The original Bulldog was a very different Bulldog than the dog who has captured the hearts of so many people. The Bulldog of the 1600-1800s was more like an American Bulldog or even an American Staffordshire Terrier. They were a taller, leggier, much more active and agile dog than today's chunky Bulldog.
Of course, these early dogs were bred to hunt wild game and bait bulls. Baiting bulls was, at one time, thought to tenderize the meat of the bull prior to butchering. Dogs were used to rile the bull up and "heat" the blood. Actually, the adrenaline made the meat less tender and thankfully, in 1835 bull-baiting was banned.
The dogs who had been bred specifically to fight needed a new job. Other breeds with a more mellow temperament were used to cut the ferocious nature of these early Bulldogs. Over time came the Bulldog we know today.
In the early 1970s (ah, the early 70s - bad perms, bell-bottomed jeans, ever-so much polyester), David Leavitt set out to redevelop this early Bulldog's physical type, without the fighting dog temperament. He crossed dogs that were half English Bulldogs, and the other half was a mixture of Bullmastiff, Staffordshire Bull Terrier and American Bulldog bloodlines.
His goal was to breed a healthier Bulldog with the looks of the original Bulldogs during the 1700s with the family friendly temperament of today's English Bulldogs. He wanted an athletic, healthier dog that would breathe freely and reproduce without too much interference by man. While he did not approve of the bull baiting which Bulldogs sprang from, he was fascinated by the muscular, fearless Bulldogs that evolved. His group split off in 2001 to form Levitt Bulldogs.
Want to know more? Check out the Levitt Bulldog Association info.
THE DIVORCE…In 2005 a group of Olde English Bulldogge breeder's broke off and named their dogs Leavitt Bulldogs after the aforementioned founder David Leavitt.
The dogs that were originally bred by David Leavitt and known as the Olde English Bulldogge are now known as Leavitt Bulldogs. Here is a statement from Mr. Leavitt on this split.

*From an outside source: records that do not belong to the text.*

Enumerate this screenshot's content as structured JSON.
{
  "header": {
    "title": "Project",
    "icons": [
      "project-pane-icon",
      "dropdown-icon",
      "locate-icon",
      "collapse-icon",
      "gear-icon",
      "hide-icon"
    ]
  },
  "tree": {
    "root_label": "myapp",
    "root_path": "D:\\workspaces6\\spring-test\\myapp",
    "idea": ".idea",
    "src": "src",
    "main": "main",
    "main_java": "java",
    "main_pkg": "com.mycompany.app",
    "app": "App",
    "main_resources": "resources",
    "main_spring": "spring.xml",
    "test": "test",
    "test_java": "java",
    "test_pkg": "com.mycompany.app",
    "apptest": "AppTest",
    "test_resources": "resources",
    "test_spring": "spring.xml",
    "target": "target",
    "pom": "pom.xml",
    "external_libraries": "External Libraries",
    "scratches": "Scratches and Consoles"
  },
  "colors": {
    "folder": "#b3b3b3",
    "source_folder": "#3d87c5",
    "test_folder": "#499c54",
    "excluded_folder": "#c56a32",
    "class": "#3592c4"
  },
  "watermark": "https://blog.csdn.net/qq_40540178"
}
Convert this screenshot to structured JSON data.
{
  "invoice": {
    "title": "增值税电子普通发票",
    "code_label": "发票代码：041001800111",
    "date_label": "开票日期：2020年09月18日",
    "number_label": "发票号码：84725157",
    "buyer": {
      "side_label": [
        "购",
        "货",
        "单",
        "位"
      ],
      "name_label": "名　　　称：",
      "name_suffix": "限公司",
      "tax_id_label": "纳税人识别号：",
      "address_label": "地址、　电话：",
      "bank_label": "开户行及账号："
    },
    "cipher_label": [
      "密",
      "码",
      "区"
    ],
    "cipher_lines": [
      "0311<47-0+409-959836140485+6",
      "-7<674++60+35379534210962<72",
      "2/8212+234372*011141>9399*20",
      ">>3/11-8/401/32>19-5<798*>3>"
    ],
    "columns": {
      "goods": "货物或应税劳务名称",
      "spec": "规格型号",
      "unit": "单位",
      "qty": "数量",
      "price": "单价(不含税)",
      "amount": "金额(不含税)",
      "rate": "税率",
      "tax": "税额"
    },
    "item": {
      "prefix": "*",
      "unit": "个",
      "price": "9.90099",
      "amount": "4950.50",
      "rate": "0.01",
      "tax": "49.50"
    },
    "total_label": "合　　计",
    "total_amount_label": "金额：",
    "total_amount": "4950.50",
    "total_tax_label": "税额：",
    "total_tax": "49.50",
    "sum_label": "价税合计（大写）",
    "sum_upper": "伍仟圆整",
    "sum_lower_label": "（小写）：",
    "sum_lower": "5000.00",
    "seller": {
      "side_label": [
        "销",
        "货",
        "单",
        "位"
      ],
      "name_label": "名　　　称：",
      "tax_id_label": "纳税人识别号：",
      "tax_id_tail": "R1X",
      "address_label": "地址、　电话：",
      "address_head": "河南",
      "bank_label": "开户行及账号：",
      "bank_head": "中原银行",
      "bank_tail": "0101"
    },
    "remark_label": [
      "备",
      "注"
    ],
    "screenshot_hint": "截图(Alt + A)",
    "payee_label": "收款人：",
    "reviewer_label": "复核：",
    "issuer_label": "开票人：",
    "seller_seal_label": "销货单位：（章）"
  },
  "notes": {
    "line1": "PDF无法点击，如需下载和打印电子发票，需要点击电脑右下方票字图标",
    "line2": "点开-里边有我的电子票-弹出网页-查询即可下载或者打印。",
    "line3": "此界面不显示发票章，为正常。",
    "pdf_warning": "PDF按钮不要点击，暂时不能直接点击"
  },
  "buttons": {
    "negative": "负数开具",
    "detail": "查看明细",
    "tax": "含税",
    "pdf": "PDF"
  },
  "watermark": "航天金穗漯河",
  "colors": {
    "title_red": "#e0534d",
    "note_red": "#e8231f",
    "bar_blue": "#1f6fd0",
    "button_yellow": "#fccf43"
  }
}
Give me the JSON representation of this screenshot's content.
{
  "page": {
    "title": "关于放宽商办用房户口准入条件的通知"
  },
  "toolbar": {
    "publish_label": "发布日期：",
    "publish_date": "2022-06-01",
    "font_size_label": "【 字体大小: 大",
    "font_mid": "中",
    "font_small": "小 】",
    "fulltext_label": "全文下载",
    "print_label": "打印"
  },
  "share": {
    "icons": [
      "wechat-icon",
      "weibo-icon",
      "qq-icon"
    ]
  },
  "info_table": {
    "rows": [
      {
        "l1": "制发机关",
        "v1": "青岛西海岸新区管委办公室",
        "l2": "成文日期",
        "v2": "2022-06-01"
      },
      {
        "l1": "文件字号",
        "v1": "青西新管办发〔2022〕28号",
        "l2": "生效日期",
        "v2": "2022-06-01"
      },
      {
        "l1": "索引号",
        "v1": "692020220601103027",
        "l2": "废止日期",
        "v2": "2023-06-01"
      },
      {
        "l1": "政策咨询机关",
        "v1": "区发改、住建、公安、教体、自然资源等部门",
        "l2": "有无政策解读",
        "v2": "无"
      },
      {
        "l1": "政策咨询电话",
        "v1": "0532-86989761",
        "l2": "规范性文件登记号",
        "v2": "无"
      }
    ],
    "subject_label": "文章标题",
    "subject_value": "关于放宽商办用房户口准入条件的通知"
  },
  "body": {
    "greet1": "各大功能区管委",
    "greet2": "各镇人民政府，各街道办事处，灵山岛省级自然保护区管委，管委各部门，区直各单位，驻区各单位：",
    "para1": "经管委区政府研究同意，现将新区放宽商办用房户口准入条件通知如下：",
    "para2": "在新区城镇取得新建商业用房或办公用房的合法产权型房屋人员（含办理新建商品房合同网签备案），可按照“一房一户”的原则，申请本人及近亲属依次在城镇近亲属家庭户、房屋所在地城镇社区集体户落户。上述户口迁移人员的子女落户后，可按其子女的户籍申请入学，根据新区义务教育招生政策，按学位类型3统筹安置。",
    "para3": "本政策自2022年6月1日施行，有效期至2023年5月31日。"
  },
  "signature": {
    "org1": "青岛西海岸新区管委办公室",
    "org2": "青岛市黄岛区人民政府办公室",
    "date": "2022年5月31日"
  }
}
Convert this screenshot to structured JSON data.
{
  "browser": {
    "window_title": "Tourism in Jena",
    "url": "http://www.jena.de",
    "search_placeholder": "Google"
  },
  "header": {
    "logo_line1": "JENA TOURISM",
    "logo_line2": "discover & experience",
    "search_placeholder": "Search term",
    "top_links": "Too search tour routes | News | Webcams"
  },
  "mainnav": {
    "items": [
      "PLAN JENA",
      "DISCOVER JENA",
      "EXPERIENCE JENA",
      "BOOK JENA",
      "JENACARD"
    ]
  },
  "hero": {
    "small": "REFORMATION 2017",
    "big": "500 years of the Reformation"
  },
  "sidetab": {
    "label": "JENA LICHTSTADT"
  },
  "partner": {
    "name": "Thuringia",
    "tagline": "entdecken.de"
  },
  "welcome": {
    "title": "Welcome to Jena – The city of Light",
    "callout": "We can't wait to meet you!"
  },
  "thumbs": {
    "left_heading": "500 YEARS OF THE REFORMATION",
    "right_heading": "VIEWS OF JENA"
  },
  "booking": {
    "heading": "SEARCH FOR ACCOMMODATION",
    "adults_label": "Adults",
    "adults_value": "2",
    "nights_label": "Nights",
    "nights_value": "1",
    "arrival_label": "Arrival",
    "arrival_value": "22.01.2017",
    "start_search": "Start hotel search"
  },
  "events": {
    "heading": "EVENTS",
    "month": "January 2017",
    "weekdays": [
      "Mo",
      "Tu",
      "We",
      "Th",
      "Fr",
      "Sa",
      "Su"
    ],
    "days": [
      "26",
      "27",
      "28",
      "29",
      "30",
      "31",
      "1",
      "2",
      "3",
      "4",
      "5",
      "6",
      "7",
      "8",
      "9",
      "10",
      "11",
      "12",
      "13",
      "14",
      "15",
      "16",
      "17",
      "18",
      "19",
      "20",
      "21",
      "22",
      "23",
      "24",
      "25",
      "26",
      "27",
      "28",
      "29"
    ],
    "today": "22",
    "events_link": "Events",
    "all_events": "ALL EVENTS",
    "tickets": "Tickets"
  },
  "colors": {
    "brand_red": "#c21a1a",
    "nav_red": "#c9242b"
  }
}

"We now call our dogs Leavitt Bulldogs in an effort to differentiate them from the larger body of unrelated dogs called Olde English Bulldogge today. David Leavitt"
WARM NOSE = SICK DOG Nasal Hyperkeratosis in Dogs “Your dog’s nose is dry, he must be sick.” As kids we all had some well-meaning relative who took it upon themselves to be the dog know-it-all in the family. They would make statements about your dog, the neighbors dog, heck, about all dogs in such […]
I am sitting here looking at a gaggle of old French Bulldogs. A couple have grey faces, one has grey LEGS, Vegas just looks like a little granny dog and a couple just are not moving as fast as they used to (I can sympathize!). Like many breeders, I have reached a stage where I […]